Long before President 45 became a Twitter enthusiast and later Twitter’s Enemy No. 1, I was also mixing it up with critics and getting into Twitter fights with trolls. It was fun and I enjoyed the banter, but I never took any of it too seriously. In the spring of 2009, the Richmond Ad Club named me Ad Person of The Year. It was a great honor and at the Richmond Show, the screen behind me showed a live Twitter feed where I was roasted in real-time by friends and colleagues.
A month later, Twitter went mainstream. In my mind, it never recovered. Oprah Winfrey sat on a couch with Twitter co-founder JackDorsey and posted her first tweet on April 17, 2009. Typing in all caps, she yelled at the Twitterverse, “HI TWITTERS . THANK YOU FOR A WARM WELCOME. FEELING REALLY 21st CENTURY .”
It was like she was screaming “You get a Twitter!” and “You get a Twitter!” and “Everyone gets a Twitter!” And they did. In 24 hours, Twitter gained 1.2 million users.

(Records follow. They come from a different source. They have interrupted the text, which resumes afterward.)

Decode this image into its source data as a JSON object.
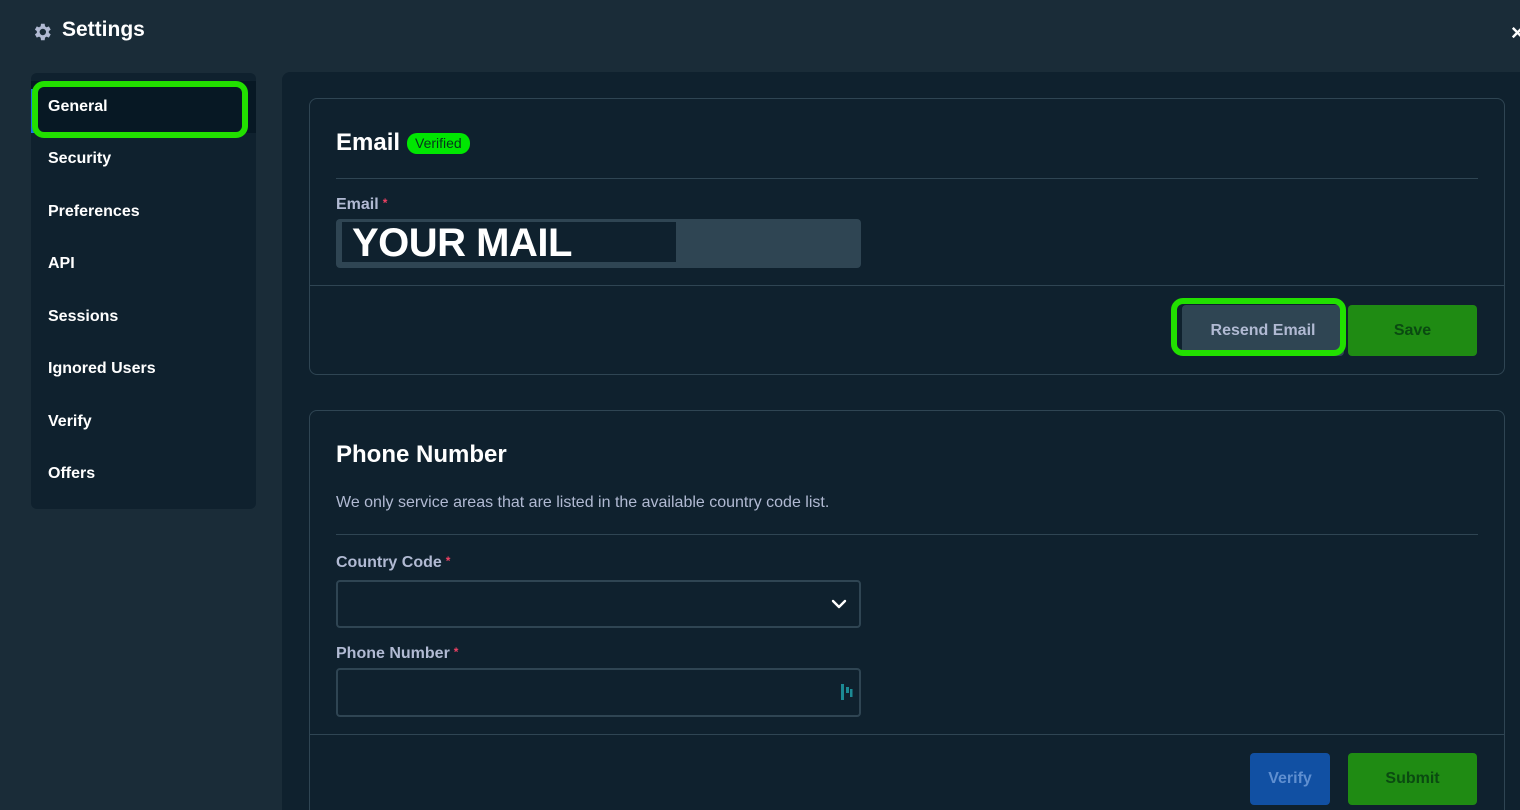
{
  "header": {
    "title": "Settings",
    "close_symbol": "×"
  },
  "sidebar": {
    "items": [
      {
        "label": "General"
      },
      {
        "label": "Security"
      },
      {
        "label": "Preferences"
      },
      {
        "label": "API"
      },
      {
        "label": "Sessions"
      },
      {
        "label": "Ignored Users"
      },
      {
        "label": "Verify"
      },
      {
        "label": "Offers"
      }
    ],
    "active": "General"
  },
  "email_card": {
    "title": "Email",
    "badge": "Verified",
    "field_label": "Email",
    "required_mark": "*",
    "value": "YOUR MAIL",
    "resend_label": "Resend Email",
    "save_label": "Save"
  },
  "phone_card": {
    "title": "Phone Number",
    "description": "We only service areas that are listed in the available country code list.",
    "country_label": "Country Code",
    "country_value": "",
    "phone_label": "Phone Number",
    "phone_value": "",
    "required_mark": "*",
    "verify_label": "Verify",
    "submit_label": "Submit"
  },
  "icons": {
    "header": "gear-icon",
    "select": "chevron-down-icon",
    "phone_field": "password-manager-icon"
  },
  "colors": {
    "page_bg": "#1a2c38",
    "panel_bg": "#0f212e",
    "border": "#2f4553",
    "accent_blue": "#1475e1",
    "badge_green": "#00e701",
    "highlight_green": "#22e000",
    "button_green": "#1f8b13",
    "button_blue": "#1150a3",
    "required_red": "#ed4163"
  }
}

TechCrunch estimates that between five and ten million new users followed Oprah to Twitter. Through the years, I found myself using Twitter less and less. I continued to recommend the platform to clients, mainly because of search engine optimization benefits, but we never were able to use Twitter as an effective advertising medium for most clients. Yes, it’s still valuable for organic social media, but its ad platform still falls flat.
The site lost a million U.S. daily users in 2020. And in 2021, it lost me. I was on Twitter for 13 years. I hadn’t posted on the platform since May of 2021 and found out two months later in July that my account had been hijacked by a nefarious penny stock picker named @YatesInvesvting. In the last four months, I have sent a dozen requests to Twitter and not a single response. My follower count fell to 23,000 and the hacker that stole my account spams my friends and colleagues 30 to 40 times a day. Ten years ago, executives at Twitter called and emailed me to ask my questions about my experiences on Twitter and get my opinion of the platform. Today, I cannot get a response from Twitter’s customer service robots. Free speech is stifled. Twitter has been taken over by robots and spammers and hackers. Everyone just posts “content.” Conversations have turned into arguments. It was a grand experiment, but I can’t help thinking that Twitter will eventually become an internet relic like Friendster or MySpace. Agree or disagree? Email and let me know your thoughts.